        The audio was called: Undoing the Destruction of Pleasure. You will find it here:



        • #5
          Good post. In a way I think it's stating the obvious, but I think it's extra relevant because sometimes we seach for, latch onto, and modify "productivity systems" because we actually have no driving purpose and are looking for meaning behind all the stress. No matter how good you are at GTD, you can still feel empty inside. Often, people with a driving purpose don't even need GTD because they are so absorbed in their mission that they naturally get things done without obsessing about it. The nice thing about GTD is that cleaning up the runway helps the rest of us realize, eventually, that there is more to life.


          • #6
            Hit the afterburner

            Like many on this site I have been "doing" GTD for a number of years. I read an article in FastCompany in 2000? about David's forthcoming book and found the concept intriguing... been on/off with my use of GTD ever since.

            What's exciting is that as you get "on" again with GTD, the 30/40/50K ideas start flowing. I found a great book to get those ideas flowing even when you're not in the zone: "How to be First, Daring, Different" by John Crknokrak. It's published by It's a great reminder of success strategies that are "common sense" but not commonly done.



            • #7
              Important post

              I think this is an important post.
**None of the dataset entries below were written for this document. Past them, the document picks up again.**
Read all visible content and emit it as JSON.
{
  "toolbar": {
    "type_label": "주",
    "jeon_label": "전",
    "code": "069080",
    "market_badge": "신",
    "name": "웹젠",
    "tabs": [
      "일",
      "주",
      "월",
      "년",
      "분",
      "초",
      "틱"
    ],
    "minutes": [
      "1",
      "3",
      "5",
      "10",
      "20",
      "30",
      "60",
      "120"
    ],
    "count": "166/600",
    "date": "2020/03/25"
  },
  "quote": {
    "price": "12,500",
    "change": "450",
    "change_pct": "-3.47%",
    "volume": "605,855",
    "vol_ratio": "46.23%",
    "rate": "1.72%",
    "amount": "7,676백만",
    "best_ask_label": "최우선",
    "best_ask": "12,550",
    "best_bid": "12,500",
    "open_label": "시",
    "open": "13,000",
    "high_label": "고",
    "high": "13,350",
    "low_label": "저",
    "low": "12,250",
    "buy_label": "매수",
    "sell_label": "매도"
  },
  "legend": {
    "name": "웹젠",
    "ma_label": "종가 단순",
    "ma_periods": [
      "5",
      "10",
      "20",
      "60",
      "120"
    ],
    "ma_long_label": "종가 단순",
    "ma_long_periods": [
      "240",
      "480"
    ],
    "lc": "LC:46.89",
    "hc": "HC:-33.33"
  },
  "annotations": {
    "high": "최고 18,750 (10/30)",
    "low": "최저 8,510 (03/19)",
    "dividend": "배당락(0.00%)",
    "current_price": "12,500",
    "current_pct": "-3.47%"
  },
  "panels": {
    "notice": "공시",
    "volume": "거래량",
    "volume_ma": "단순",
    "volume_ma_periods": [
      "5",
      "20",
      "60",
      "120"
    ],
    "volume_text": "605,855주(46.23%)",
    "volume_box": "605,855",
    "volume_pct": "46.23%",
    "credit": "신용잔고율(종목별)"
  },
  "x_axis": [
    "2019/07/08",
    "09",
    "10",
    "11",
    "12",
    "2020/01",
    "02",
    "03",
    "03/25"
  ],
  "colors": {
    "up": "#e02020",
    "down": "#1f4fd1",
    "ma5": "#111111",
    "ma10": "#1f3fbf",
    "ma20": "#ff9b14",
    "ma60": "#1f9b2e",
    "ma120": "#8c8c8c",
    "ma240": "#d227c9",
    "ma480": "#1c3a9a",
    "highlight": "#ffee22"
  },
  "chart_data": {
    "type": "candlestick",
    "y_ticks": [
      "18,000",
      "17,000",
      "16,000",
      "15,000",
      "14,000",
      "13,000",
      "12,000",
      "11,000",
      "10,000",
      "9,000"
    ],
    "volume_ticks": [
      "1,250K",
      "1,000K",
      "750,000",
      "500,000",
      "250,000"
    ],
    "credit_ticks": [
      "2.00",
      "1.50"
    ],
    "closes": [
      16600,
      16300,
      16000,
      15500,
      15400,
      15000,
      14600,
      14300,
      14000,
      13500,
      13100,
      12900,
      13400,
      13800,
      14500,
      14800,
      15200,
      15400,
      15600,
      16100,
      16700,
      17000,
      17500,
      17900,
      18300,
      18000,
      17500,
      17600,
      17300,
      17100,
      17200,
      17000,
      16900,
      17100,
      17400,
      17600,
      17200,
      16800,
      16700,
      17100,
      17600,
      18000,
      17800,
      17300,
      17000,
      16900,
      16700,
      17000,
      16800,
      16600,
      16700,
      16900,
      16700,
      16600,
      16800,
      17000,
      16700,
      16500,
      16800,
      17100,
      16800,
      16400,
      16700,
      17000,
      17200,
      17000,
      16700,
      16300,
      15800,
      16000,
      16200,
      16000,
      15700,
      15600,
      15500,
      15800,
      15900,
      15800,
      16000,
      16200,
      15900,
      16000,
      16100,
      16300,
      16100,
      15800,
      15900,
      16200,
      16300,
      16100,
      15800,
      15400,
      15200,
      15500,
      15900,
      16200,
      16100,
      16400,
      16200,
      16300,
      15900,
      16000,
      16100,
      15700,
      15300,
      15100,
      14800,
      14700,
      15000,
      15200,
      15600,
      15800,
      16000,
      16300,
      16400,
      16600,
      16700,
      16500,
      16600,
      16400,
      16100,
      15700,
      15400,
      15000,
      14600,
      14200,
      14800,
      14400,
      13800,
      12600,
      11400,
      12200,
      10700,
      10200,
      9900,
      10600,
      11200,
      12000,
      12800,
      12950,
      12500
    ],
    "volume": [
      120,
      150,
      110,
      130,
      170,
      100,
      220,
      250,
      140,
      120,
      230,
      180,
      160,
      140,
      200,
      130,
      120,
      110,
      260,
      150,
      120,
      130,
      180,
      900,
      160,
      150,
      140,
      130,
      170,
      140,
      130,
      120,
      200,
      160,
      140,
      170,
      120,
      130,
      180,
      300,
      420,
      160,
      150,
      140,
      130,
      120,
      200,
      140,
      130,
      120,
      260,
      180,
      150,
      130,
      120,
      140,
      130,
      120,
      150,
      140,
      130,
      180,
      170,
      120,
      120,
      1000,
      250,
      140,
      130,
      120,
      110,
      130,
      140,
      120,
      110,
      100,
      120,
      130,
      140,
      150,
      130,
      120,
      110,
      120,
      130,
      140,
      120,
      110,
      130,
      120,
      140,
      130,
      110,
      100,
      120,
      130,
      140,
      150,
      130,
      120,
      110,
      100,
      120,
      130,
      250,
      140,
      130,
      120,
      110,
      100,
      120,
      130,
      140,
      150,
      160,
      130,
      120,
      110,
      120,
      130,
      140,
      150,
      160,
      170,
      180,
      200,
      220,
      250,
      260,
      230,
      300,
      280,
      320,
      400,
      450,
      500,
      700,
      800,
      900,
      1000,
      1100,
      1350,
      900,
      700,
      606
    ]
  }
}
Likely to be lost amongst all the 'noise' of getting stuff done.

              My view is that purpose often becomes very opvious once you 'clear the calculator' - which is precisely what GTD leads toward.

              Certainly having a purpose and vision to leverage makes it far easier to stay focused, say no and make sensible choices about what to do next.

              Does anyone have any resources / ideas on moving to this level?